In addition to making clothing I used my imagination and fabric to decorate our world. Our 1920s house had a sleeping porch that we used as a playroom. It had lots of windows and yellow walls, and I made soft, puffy, satin clouds to hang from the ceiling. For Christmas I made smaller versions of the clouds with hanging ribbon rainbows to hang on the tree and puffy satin hearts to add to the evergreen garland that twisted down the banister.
One of my part-time jobs when my kids were small was working in a fancy gift store that carried beautiful yarns. After months of looking at it and touching it, I decided I had to learn to knit, so my co-workers taught me. I loved knitting, and I made lots of sweaters for my kids and myself, doing very little sewing during those years.
Then I went from being a part-time worker with kids to being a full-time worker with kids to being a full-time worker with kids and a full-time graduate student, and all my crafting was put aside.
I took knitting up again a few years ago hoping that the occupation would help me stop smoking. I did stop smoking, but not because of the knitting.
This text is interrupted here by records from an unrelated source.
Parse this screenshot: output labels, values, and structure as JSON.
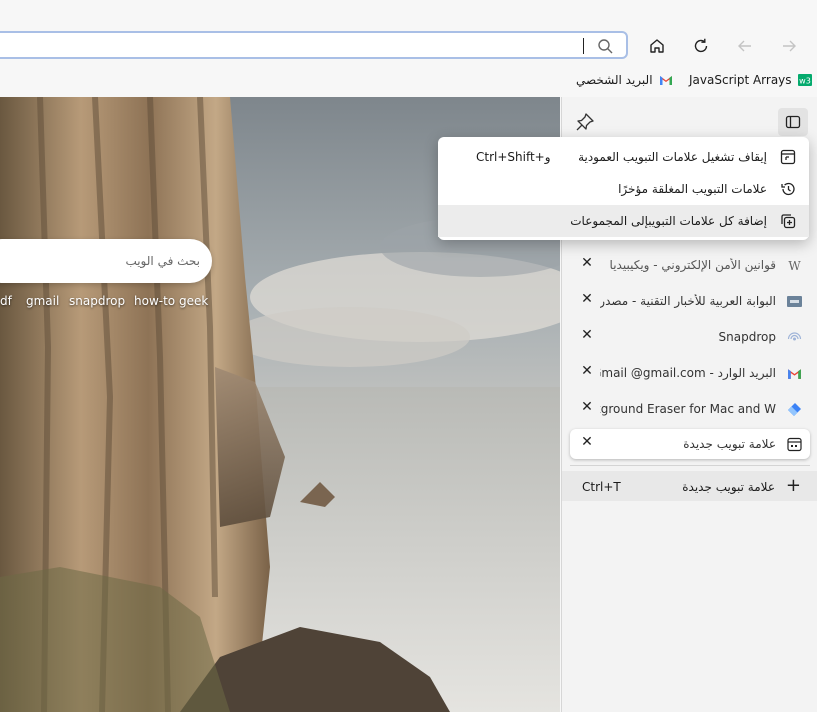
{
  "toolbar": {
    "address_value": "",
    "search_icon": "search-icon",
    "buttons": [
      "home-icon",
      "refresh-icon",
      "back-icon",
      "forward-icon"
    ]
  },
  "favorites": [
    {
      "label": "JavaScript Arrays",
      "icon": "w3-icon",
      "color": "#04aa6d"
    },
    {
      "label": "البريد الشخصي",
      "icon": "gmail-icon"
    }
  ],
  "new_tab_page": {
    "search_placeholder": "بحث في الويب",
    "quick_links": [
      "df",
      "gmail",
      "snapdrop",
      "how-to geek"
    ]
  },
  "context_menu": {
    "items": [
      {
        "label": "إيقاف تشغيل علامات التبويب العمودية",
        "shortcut": "Ctrl+Shift+و",
        "icon": "vertical-tabs-off-icon"
      },
      {
        "label": "علامات التبويب المغلقة مؤخرًا",
        "shortcut": "",
        "icon": "history-icon"
      },
      {
        "label": "إضافة كل علامات التبويبإلى المجموعات",
        "shortcut": "",
        "icon": "add-to-collections-icon"
      }
    ]
  },
  "vertical_tabs": {
    "tabs": [
      {
        "title": "قوانين الأمن الإلكتروني - ويكيبيديا",
        "icon": "wikipedia-icon"
      },
      {
        "title": "البوابة العربية للأخبار التقنية - مصدر",
        "icon": "site-favicon"
      },
      {
        "title": "Snapdrop",
        "icon": "snapdrop-icon"
      },
      {
        "title": "البريد الوارد - Gmail @gmail.com",
        "icon": "gmail-icon"
      },
      {
        "title": "Background Eraser for Mac and W",
        "icon": "eraser-icon"
      },
      {
        "title": "علامة تبويب جديدة",
        "icon": "new-tab-page-icon",
        "active": true
      }
    ],
    "new_tab": {
      "label": "علامة تبويب جديدة",
      "shortcut": "Ctrl+T"
    }
  }
}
What did the trick was my son saying, “We want you to be healthy and well so that you can run around in the yard with your (future) grandchildren.”
How did you first discover Oliver + S patterns?
My first grandchild was born almost two years ago, and when I knew she was coming all my creative juices kicked in. I began searching for patterns for sewing and knitting, looking at fabric and yarn, and planning a lifetime of garments. Early in my search I discovered the Oliver + S patterns online, and I fell in love.
How did you come to participate in the boutique sewer program?
It never occurred to me that I would make clothing for sale, but two things led the way to the opening of my Etsy shop. I lost my job, and I wanted to make more garments than my granddaughter could ever wear.
A few months after my granddaughter’s birth, I got a new job in Boston to be closer to family. After thirty years in the Midwest, very far from the ocean, I moved east and started my job in September 2008. In January 2009, my new job disappeared in the chaos of the economy.
I moved from Boston to Cape Cod where winter rents were manageable and the ocean was almost at my door. It took a while for me to begin to imagine the Etsy shop, because I was sure that a new job was just around the corner. But gradually I got very excited about the idea of offering my clothing (and other things) for sale, and after a few months I got brave enough to call myself a boutique sewer.
How do you choose fabrics for the garments that you make, and what fabrics are you working with these days?
I have always loved fabric and yarn–beautiful colors, textures, and design. The fabric is a key part of everything I create. I prefer natural fibers and high quality fabrics, believing that the effort it takes to make a garment well should be matched by the quality of the fabric.
Right now I am working with some Liberty viscose, cotton laminate, cotton batik, and organic cotton fleece. I have a beautiful mola from South America that I plan to incorporate into a special dress.
What other crafts do you pursue?
I make all sorts of things like garlands and necklaces. I continue to knit, and I am venturing into a bit of quilting. I work part-time in an independent fabric store filled with quilters, and I am currently making an abstract silk quilted table runner.
What have you done to market your business that has been successful for you?
I am still learning how to market my business. The boutique sewer program is a wonde
rful opportunity to reach people who love wonderful design. I have also used the Etsy showcases to call attention to my shop.
What plans do you have for the future?
Given the last year I plan only a few months ahead, but my current plan for my shop is to spend the next few months really building up my stock so that I can place a web ad in a location that will call attention to The Pea Green Boat. I am also considering beginning a blog, perhaps.